TASK TO COMPLETE => The entries below are to be repeated exactly as they stand.

--*--

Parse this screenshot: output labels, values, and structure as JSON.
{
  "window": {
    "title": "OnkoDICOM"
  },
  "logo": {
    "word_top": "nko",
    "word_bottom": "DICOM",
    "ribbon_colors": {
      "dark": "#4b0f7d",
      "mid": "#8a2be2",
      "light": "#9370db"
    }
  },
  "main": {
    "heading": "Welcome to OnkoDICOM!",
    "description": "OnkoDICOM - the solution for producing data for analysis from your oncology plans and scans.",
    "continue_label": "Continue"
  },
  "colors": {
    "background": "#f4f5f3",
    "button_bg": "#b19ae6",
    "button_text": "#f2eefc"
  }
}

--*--

YOUR SOLUTION =>
Parse this screenshot: output labels, values, and structure as JSON.
{
  "window": {
    "title": "OnkoDICOM"
  },
  "logo": {
    "word_top": "nko",
    "word_bottom": "DICOM",
    "ribbon_colors": {
      "dark": "#4b0f7d",
      "mid": "#8a2be2",
      "light": "#9370db"
    }
  },
  "main": {
    "heading": "Welcome to OnkoDICOM!",
    "description": "OnkoDICOM - the solution for producing data for analysis from your oncology plans and scans.",
    "continue_label": "Continue"
  },
  "colors": {
    "background": "#f4f5f3",
    "button_bg": "#b19ae6",
    "button_text": "#f2eefc"
  }
}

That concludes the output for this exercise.